“Let’s sit down in the front where it’s a bit nicer and talk. You can have the fancy chair,” says Hattie. It’s one of the first days of Spring in Melbourne and the sun is streaming into the store. She’s ducking in and out of her van out front – which is packed full of fresh flowers from the market – to make up some flowers for a man who walked in off the street ten minutes ago. She doesn’t really do walk-ins, but said she was happy to put something together. “I just like pairing weird things together,” she says, taking two dark red Anthurium flowers and pairing them with a mini pineapple. It’s a strange combination. “I try to draw focus on the part of something that is beautiful and special. I don’t like flower vomit. I think flowers are enough by themselves,” she says, laying them on a sheet of white paper. “I enjoy ugly flowers as much as I enjoy pretty ones. And I think I know how to manipulate flowers – how to them in a new context.”
Scattered around the back room of the studio space, you see evidence of all of Hattie’s weird and wonderful experiments. A single bright purple bulb poking up from a Kenzan. Bunches of wisteria – which Hattie picked beside the train tracks this morning – waving their arms around. A carnivorous plant with test tubes for flowers, waiting for an unsuspecting fly. 100 orchids laid out like a purple rug. It’s obvious that she’s gifted.
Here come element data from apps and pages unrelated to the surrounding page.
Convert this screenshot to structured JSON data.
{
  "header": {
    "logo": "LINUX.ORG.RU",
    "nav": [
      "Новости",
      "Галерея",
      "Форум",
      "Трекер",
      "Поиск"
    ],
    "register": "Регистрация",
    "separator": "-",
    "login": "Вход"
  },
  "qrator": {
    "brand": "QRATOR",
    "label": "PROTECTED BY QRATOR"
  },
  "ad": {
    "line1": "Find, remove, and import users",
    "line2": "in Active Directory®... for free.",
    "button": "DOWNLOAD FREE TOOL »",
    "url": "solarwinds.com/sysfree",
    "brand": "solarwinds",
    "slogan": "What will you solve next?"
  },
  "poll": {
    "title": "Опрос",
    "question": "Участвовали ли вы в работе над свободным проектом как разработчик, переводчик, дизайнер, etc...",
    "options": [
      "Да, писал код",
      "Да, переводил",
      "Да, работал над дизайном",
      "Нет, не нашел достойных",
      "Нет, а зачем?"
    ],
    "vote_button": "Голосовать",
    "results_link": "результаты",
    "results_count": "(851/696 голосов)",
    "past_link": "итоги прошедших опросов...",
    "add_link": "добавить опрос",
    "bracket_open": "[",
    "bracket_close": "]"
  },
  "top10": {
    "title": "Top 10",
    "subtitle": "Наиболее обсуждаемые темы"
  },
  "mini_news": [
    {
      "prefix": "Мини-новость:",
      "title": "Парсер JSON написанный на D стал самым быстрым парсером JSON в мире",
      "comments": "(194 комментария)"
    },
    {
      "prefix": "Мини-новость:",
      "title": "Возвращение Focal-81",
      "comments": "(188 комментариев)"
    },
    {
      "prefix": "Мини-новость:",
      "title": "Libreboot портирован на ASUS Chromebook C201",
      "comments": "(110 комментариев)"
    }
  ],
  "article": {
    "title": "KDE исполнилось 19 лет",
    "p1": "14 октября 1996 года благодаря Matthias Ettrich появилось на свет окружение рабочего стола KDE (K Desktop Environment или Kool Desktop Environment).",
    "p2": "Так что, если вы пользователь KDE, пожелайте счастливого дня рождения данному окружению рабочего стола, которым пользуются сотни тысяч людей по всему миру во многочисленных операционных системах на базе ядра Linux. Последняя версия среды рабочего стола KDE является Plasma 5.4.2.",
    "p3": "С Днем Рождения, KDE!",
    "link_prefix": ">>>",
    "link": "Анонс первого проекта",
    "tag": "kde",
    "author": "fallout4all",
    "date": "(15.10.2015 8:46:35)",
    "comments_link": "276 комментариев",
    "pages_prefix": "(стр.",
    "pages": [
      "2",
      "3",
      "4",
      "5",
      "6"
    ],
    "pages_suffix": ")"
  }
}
It’s creations like these that have sparked an ever increasing interest in Hattie and her way of seeing the world. A few years ago, she was a 22 year old working a 9-5 in corporate HR. On a whim, she dumped her job and decided to follow her life long passion for flowers, enrolling in a floristry TAFE course. She found the and structure of floristry restrictive, but learned the fundamentals and decided to go out on her own immediately. Fast forward to 2018 and Hattie was a hit at Flowering Now, a show held by a collection of Melbourne’s leading florists in the Collingwood Arts Precinct. Her Instagram following grows every week, thanks to demand from creative directors, magazines and publications and event organisers who want to feature her work. Just yesterday she was written up in Vice Australia. Today she’s putting together flowers for Criteria Collection. On the weekend she’s doing the flowers for an Australia wide event by a credit card brand.
At weddings and events she tries to stick to brief, but often feels inclined to wing it based on what is at the market that morning. Often, she says, an event organiser wants 90 bunches of Hydrangea, “When they just don’t exist right now.” Instead of following orders, she trusts her instincts and let’s her creativity guide her to places where people who plan too rigidly can never go.
As to how we met Hattie, she visits the Jardan Richmond showroom every week with a fresh assortment of flowers. She says that Tuesday afternoons are both a time to experiment with new ideas on the commercial run and a great time to catch up with her mother, who comes along. “She’s a very stylish woman, a hugely positive influence.” Together, they drop off flowers to “designer stores and posh butchers.” “The corporate run is such a great way to educate customers and try new things.”
It’s also a driver of new ideas, she says. “I’ll be out driving and then i’ll just see the potential in something.”